Marietta‘s 7-year-old daughter Susie was kidnapped from the family’s tent during a camping vacation. For a year, the family knew nothing of Susie’s whereabouts. On the first anniversary of Susie’s disappearance, the kidnapper telephoned Marietta and inadvertently revealed sufficient information to enable the FBI to identify and then arrest him.
Marietta asked that the mentally ill man be given the alternative allowed in capital cases: a mandatory life sentence instead of the death penalty. Only then was the kidnapper willing to confess to Susie’s murder, as well as to the deaths of three other young persons in the same county. He committed suicide just hours later.
Marietta speaks about the death penalty in numerous venues throughout the United States – most recently at a Montana Senate hearing on an abolition bill.

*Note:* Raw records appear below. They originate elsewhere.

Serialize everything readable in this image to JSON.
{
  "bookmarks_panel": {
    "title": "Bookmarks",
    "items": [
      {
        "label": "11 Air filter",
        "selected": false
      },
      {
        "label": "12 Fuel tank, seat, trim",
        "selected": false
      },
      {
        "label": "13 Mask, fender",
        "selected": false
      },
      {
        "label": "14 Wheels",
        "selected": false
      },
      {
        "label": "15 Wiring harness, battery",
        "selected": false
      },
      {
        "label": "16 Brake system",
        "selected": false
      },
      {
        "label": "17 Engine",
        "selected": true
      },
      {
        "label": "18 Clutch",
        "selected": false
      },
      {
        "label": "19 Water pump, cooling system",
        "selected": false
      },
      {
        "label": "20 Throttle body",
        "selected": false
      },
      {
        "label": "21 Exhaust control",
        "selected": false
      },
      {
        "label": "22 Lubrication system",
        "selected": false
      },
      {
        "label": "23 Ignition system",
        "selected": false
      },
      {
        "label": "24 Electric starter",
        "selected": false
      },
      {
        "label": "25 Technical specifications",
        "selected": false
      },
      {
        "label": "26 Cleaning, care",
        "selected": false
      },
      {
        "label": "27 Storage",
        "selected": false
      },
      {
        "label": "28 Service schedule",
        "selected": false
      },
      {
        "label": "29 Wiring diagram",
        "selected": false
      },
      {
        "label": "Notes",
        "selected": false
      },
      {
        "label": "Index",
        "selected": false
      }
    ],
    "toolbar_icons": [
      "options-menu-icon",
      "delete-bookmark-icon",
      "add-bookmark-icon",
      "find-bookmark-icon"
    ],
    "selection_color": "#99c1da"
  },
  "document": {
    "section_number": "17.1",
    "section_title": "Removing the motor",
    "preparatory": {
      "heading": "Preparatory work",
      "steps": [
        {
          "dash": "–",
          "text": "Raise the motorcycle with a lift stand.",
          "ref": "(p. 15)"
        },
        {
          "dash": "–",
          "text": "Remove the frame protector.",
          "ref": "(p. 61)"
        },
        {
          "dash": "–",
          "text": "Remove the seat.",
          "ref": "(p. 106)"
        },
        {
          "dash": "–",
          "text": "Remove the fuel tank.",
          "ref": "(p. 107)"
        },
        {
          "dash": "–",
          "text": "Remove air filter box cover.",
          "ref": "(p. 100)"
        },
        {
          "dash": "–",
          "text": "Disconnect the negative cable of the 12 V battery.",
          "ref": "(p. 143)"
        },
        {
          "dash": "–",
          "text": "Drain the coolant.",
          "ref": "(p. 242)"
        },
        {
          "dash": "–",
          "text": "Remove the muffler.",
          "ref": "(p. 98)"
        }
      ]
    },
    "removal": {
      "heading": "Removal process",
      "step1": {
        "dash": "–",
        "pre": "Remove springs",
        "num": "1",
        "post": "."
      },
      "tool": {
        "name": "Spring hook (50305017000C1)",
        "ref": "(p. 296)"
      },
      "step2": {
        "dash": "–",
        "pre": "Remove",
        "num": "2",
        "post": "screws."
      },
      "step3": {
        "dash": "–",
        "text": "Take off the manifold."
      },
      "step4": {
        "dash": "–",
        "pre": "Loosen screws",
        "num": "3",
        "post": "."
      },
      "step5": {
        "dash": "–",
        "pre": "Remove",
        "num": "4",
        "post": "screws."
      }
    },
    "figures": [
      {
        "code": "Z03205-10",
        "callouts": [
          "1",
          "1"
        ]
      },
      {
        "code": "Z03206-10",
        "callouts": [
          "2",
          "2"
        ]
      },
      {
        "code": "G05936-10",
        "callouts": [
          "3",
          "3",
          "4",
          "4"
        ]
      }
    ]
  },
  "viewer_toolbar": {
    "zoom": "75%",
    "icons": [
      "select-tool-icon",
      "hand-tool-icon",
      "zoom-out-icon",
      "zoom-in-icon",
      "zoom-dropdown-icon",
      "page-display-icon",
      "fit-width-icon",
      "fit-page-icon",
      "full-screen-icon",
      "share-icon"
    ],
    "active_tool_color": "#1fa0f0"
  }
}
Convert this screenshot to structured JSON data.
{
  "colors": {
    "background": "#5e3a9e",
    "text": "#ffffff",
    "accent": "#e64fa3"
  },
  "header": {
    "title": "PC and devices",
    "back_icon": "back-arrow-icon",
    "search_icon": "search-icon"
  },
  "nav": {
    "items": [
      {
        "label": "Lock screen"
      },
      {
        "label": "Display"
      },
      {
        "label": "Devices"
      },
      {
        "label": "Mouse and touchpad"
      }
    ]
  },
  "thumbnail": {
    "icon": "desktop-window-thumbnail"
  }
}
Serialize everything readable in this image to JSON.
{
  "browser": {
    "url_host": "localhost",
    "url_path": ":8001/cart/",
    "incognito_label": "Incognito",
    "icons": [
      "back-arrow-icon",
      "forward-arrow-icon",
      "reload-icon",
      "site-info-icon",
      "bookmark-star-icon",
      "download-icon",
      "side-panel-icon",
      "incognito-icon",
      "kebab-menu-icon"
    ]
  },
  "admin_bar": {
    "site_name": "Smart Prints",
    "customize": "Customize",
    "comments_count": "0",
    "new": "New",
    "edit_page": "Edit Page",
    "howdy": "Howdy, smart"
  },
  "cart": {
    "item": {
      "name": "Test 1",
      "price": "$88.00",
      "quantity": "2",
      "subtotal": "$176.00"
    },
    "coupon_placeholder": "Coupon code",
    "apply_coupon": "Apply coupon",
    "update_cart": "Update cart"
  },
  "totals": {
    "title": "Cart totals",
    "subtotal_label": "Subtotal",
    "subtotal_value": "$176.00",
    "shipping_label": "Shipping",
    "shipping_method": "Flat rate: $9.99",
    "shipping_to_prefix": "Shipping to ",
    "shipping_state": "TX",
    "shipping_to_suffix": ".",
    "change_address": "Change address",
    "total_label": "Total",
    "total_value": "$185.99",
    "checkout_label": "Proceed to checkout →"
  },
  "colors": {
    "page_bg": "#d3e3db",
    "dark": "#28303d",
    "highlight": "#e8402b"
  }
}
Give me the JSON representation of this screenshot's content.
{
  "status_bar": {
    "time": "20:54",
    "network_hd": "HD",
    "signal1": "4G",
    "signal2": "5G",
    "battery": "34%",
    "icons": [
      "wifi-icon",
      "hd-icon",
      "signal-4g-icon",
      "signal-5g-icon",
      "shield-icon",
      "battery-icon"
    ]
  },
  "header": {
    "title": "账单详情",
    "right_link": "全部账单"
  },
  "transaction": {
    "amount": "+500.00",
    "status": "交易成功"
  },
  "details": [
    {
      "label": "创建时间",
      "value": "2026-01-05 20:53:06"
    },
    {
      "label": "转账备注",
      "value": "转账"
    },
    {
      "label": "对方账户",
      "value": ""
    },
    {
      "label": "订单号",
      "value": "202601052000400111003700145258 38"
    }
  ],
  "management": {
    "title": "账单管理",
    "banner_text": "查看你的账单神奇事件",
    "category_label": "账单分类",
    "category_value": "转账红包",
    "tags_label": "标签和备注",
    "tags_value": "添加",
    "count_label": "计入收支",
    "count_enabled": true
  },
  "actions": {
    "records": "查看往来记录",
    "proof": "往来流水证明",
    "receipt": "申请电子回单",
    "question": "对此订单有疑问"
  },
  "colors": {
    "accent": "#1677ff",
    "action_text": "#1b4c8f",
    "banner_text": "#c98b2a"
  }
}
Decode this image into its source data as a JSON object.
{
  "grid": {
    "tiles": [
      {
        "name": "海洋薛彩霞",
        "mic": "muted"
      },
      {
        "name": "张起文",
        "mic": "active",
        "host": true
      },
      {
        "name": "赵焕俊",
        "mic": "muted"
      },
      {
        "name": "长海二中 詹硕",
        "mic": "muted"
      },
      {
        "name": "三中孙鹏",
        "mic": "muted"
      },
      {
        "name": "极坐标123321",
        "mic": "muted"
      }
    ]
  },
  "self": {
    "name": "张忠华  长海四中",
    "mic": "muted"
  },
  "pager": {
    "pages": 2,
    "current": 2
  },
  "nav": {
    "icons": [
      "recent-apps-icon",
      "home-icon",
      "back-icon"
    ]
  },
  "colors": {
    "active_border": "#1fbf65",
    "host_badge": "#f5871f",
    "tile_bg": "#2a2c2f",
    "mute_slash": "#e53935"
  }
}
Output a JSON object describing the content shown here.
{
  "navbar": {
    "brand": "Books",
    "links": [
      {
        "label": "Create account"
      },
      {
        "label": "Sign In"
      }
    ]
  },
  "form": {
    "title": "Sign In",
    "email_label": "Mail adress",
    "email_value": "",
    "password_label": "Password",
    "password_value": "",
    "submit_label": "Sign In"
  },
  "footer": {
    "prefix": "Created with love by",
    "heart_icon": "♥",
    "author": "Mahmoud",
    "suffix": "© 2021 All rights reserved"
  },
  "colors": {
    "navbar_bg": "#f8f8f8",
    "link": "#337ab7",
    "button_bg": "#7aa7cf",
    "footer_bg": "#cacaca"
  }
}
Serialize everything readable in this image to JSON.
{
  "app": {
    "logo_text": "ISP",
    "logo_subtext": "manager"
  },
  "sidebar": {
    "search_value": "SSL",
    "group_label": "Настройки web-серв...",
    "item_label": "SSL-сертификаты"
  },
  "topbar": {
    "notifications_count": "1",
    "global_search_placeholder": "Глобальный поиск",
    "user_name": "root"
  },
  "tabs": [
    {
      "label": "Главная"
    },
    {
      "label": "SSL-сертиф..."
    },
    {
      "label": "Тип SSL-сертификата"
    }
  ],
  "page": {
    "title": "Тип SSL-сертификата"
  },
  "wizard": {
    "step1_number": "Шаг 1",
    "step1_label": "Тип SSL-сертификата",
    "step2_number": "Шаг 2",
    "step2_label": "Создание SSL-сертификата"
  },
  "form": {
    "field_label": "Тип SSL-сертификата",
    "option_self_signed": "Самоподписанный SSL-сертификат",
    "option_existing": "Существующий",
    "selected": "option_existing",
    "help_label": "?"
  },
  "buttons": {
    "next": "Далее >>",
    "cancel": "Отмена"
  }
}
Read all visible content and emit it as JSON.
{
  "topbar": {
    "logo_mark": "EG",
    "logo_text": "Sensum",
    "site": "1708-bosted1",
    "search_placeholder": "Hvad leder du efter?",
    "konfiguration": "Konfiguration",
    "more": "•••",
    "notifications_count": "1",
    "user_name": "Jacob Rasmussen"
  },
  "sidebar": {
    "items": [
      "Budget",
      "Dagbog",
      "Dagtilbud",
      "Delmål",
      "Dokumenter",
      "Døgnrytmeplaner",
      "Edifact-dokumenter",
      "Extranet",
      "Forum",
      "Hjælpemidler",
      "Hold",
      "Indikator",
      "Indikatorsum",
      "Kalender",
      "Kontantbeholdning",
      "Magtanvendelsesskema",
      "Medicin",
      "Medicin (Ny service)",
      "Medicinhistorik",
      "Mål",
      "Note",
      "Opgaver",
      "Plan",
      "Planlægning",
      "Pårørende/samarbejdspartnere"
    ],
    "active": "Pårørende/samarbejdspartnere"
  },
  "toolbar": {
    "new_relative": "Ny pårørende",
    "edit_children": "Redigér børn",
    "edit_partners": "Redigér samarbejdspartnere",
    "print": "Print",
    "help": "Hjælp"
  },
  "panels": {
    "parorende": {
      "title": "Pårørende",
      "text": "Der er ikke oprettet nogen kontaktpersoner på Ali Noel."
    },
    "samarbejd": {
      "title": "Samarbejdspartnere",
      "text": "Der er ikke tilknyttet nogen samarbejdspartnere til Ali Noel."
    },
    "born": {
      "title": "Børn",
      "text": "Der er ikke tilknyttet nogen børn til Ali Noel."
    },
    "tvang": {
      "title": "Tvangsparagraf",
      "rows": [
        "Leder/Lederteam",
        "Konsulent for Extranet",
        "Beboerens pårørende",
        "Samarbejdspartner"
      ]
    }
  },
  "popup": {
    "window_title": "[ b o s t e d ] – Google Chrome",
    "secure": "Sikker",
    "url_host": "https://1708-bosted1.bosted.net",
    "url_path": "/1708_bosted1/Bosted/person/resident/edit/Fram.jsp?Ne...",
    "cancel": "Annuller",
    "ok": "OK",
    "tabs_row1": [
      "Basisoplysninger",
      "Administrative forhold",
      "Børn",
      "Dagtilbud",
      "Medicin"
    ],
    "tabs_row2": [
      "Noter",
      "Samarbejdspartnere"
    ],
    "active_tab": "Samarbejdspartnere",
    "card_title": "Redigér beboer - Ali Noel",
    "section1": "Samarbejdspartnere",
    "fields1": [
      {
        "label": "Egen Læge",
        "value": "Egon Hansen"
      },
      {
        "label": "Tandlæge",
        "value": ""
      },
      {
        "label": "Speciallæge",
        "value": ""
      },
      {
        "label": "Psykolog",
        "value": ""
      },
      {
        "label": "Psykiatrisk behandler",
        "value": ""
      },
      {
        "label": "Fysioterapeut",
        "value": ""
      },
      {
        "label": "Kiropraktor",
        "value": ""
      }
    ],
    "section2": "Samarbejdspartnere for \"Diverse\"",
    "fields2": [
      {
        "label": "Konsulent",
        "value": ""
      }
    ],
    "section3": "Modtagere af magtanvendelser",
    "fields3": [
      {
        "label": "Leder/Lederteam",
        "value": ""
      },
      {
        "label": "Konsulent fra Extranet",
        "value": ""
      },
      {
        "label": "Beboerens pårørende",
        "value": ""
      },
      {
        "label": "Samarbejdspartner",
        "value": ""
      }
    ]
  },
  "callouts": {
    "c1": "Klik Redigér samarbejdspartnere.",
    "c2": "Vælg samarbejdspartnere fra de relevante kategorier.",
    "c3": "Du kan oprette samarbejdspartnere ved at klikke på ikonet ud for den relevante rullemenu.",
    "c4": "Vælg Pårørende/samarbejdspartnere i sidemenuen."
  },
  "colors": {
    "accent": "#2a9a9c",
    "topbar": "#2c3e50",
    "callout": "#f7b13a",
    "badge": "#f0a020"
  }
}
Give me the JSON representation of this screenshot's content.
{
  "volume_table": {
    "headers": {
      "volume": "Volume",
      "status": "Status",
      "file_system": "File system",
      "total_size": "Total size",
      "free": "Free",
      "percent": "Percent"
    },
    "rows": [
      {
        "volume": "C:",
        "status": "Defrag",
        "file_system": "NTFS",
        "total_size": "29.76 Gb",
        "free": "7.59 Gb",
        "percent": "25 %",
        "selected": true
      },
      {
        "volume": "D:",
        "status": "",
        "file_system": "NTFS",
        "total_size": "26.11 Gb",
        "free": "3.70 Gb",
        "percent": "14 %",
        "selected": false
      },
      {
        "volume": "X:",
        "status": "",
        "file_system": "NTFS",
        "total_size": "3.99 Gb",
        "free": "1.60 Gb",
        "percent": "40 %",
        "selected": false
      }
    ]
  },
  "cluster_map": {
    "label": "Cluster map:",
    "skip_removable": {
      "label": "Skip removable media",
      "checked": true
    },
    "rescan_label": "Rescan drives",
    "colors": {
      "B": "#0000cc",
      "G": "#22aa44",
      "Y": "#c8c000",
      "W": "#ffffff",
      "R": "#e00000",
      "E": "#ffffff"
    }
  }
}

She participates in the Journey of Hope‘s annual speaking tour, and has given two interviews to Vatican Radio, testified before the UN Commission on Human Rights in Geneva, and spoken for Amnesty International’s Worldwide Campaign to Abolish the Death Penalty in Japan and South Korea.
“Loved ones, wrenched from our lives by violent crimes, deserve more beautiful, noble and honorable memorials than premeditated, state-sanctioned killings.”